Sometimes I forget why we play "Am I Diversified." I forget even why we came up with the game.
Then we get days like yesterday, and the day before and the day before that, where I remember and remember well: When a sector throws a tantrum, you don't want it to be aimed at you.
The wholesale panic, the leap into the abyss that we have seen in health care these last few days is about as vivid a reminder of what you must avoid than anything I have seen in ages. This selloff, which actually started at the end of the last quarter, has taken apart the managed care stocks, the drug stocks, the devices and finally the biotechs. Just giant swaths of selling that seemed odd at first, odd as it went from "what's your hurry, there's nothing that bad out there," to "how did they know there would be something so bad out there," to where we are right now, which is "maybe it isn't so bad and it's time to buy."
No matter, the fact is that every day there were moments in this tsunami where you simply couldn't believe the torrent of selling, but you most likely didn't even know what was going to spring a leak next. You could say, don't worry its only managed care -- and then you would see Eli Lilly (LLY) evaporated. You thought it stopped at drugs, but then it went to devices. It didn't matter how good the quarters were, the stocks were tagged and thrown away.
Which brings me back to why you need to be diversified. Being diversified is defensive, as we know: If you had all health care bought in March, you might be done for 2019! But I think, more important and less talked about, it allows you to be offensive, too.
I don't know for example, where UnitedHealth's (UNH) stock is ultimately going to go. I do know, though, that if you had extra cash, or didn't have any health care stocks or only a few of them, you could have bought some UNH -- after a tremendous quarter that sent the stock up 8 points before the CEO went on the attack against those who want to change health care, right in the darned conference call -- at as low as $208, down 79 points from its high. Sure, there can be reforms if Bernie Sanders wins and the Democrats take the Senate. But I just don't see that happening and I don't think Trump's as focused on taking on this whole pharma complex as people think, not with a Vice President that is as close to pharma, through Eli Lilly, as any I have ever seen.
If you had too much health care, though, you were most likely paralyzed and you were the one doing the selling when the stock hit the low $200s.
So what do we do now?
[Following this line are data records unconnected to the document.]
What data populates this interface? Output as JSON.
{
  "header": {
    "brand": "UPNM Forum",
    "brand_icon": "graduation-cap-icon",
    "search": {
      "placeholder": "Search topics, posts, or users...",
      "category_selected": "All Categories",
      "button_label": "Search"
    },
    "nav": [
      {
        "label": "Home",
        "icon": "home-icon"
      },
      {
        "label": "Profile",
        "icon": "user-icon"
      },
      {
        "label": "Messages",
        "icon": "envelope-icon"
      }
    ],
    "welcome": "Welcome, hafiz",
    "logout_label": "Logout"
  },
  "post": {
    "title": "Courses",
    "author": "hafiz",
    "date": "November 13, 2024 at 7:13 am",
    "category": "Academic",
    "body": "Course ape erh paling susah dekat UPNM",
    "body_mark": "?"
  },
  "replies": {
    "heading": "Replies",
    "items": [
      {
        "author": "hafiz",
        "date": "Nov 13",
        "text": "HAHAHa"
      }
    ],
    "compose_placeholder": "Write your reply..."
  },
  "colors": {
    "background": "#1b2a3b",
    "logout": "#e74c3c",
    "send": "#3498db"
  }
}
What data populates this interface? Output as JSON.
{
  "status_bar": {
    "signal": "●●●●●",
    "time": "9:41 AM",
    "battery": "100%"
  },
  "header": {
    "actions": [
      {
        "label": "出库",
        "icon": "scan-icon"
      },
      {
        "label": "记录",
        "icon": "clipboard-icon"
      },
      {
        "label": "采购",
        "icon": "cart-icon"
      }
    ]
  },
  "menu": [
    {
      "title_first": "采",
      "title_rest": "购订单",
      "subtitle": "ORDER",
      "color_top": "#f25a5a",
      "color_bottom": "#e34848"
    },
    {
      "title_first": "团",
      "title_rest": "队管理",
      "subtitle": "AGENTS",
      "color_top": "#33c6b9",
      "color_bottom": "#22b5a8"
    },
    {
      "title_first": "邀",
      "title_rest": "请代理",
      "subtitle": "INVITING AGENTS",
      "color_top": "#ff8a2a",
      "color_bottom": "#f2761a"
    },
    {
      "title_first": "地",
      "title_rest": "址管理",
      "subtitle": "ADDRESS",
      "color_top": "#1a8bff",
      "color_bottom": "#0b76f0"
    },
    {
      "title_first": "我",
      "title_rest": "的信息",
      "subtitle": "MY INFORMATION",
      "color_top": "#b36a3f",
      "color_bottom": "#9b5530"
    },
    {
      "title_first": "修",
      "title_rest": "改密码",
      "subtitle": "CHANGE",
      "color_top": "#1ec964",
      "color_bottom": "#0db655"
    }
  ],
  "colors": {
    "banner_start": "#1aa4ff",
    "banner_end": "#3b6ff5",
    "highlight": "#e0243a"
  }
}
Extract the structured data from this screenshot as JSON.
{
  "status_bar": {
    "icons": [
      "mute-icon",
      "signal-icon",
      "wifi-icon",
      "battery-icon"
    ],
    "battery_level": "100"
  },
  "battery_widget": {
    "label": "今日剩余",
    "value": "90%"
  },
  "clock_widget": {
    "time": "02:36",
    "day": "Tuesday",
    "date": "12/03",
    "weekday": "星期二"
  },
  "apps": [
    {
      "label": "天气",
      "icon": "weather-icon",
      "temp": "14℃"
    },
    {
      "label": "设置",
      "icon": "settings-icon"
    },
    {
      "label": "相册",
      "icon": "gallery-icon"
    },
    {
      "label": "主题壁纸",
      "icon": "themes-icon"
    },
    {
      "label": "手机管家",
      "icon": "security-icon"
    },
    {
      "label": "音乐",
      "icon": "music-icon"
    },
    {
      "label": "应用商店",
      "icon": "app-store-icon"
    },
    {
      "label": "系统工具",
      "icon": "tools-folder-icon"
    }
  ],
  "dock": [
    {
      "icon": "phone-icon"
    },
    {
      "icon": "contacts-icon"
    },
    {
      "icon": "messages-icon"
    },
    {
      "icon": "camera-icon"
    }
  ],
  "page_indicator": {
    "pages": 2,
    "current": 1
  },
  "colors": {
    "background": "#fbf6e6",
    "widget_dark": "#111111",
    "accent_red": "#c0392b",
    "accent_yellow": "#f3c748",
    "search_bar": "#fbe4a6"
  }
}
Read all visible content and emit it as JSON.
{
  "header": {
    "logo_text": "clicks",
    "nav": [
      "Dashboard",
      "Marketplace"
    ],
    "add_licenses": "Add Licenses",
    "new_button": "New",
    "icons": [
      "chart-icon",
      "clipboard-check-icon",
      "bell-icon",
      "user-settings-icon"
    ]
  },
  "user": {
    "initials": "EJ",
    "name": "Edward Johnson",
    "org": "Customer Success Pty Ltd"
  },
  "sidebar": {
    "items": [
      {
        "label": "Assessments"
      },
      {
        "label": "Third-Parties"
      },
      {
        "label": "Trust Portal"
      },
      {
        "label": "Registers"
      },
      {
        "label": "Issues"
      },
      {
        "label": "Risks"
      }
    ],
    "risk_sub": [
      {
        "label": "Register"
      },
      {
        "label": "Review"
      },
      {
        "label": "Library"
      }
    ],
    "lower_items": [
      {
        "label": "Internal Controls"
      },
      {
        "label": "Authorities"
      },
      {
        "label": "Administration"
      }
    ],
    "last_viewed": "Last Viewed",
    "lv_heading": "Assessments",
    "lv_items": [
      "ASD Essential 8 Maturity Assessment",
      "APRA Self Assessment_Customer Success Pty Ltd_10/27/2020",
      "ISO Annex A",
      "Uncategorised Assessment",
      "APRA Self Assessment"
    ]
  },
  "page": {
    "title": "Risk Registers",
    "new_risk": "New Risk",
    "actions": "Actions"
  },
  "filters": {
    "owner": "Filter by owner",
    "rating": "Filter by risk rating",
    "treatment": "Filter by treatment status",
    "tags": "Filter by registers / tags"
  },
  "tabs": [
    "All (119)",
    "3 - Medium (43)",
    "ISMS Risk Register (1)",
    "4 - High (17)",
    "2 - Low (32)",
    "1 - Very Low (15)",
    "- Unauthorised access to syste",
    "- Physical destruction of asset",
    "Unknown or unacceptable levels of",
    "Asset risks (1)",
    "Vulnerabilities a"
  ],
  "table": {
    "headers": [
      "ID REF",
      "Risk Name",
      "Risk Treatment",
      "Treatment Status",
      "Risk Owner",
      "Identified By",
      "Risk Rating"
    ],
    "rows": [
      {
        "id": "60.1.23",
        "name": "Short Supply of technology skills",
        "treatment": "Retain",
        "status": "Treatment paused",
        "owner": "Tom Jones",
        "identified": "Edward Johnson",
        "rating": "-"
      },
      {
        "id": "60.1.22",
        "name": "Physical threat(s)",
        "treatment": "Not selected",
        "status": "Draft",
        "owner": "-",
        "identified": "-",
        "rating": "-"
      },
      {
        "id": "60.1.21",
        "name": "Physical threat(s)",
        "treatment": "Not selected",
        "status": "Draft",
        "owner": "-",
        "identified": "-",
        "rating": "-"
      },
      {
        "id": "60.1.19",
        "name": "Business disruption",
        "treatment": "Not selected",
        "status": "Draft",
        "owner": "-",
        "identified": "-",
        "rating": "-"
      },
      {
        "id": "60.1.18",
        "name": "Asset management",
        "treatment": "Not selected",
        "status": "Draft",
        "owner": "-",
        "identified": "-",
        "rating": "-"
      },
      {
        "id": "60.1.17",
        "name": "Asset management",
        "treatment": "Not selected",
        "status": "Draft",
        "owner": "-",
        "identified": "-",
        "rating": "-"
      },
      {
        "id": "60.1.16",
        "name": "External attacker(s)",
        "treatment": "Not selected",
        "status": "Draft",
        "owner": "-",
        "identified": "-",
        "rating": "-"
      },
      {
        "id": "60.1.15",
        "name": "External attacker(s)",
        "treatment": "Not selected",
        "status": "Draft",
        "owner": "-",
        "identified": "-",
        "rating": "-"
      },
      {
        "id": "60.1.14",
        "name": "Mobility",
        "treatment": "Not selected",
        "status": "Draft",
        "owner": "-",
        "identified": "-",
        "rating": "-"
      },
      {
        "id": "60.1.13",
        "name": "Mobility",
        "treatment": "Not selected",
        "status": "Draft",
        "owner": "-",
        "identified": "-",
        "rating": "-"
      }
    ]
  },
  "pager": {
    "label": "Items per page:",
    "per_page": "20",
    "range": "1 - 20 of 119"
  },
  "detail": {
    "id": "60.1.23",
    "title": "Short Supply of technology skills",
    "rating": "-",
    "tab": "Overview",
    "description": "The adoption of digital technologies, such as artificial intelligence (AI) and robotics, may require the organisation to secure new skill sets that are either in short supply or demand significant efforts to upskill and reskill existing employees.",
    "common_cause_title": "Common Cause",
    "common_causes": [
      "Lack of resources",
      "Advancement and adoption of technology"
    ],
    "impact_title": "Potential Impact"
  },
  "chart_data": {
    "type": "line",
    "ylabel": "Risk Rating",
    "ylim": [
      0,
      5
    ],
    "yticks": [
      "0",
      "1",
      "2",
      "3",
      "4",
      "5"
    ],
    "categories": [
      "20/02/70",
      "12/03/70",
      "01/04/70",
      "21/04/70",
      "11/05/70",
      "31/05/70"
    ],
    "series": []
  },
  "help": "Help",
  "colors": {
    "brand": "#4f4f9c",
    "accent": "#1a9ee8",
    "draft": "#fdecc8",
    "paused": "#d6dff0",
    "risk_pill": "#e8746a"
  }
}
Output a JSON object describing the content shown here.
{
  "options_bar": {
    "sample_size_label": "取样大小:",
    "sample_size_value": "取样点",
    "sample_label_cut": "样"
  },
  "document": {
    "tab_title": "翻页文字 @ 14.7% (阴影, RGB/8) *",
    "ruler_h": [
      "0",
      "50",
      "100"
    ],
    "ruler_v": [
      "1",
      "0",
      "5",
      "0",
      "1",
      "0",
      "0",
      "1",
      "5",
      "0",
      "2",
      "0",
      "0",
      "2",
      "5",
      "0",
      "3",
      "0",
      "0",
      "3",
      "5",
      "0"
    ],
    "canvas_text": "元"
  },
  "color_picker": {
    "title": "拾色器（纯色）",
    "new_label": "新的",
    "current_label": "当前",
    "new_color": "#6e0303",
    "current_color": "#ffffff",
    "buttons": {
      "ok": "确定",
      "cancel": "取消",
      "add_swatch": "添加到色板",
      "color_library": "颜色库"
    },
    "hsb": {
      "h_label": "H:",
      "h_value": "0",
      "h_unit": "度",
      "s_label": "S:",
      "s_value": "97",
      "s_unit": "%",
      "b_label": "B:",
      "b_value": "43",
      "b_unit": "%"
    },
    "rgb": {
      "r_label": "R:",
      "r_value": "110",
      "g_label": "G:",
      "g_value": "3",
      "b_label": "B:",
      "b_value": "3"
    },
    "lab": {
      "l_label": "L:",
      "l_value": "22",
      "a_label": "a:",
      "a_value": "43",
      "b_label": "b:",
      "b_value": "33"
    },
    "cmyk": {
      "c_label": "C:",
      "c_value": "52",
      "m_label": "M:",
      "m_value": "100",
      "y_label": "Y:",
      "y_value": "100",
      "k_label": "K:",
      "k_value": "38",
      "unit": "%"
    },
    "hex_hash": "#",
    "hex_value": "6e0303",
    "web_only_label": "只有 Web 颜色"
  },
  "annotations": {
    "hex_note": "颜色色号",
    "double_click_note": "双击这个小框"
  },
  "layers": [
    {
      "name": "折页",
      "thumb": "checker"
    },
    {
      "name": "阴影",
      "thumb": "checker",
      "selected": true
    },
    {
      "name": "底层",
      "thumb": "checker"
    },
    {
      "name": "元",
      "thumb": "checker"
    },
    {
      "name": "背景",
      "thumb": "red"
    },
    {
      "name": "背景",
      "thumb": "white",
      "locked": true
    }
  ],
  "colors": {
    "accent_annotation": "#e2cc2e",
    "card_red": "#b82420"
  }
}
I think that any big move up will be met with a lot of selling by people who just don't want to get hit again.
Odds say, though, they won't. More important, you wouldn't have to scramble or live in fear if you didn't have too many of these. You might have seen and see the selloff as something else entirely. A bargain.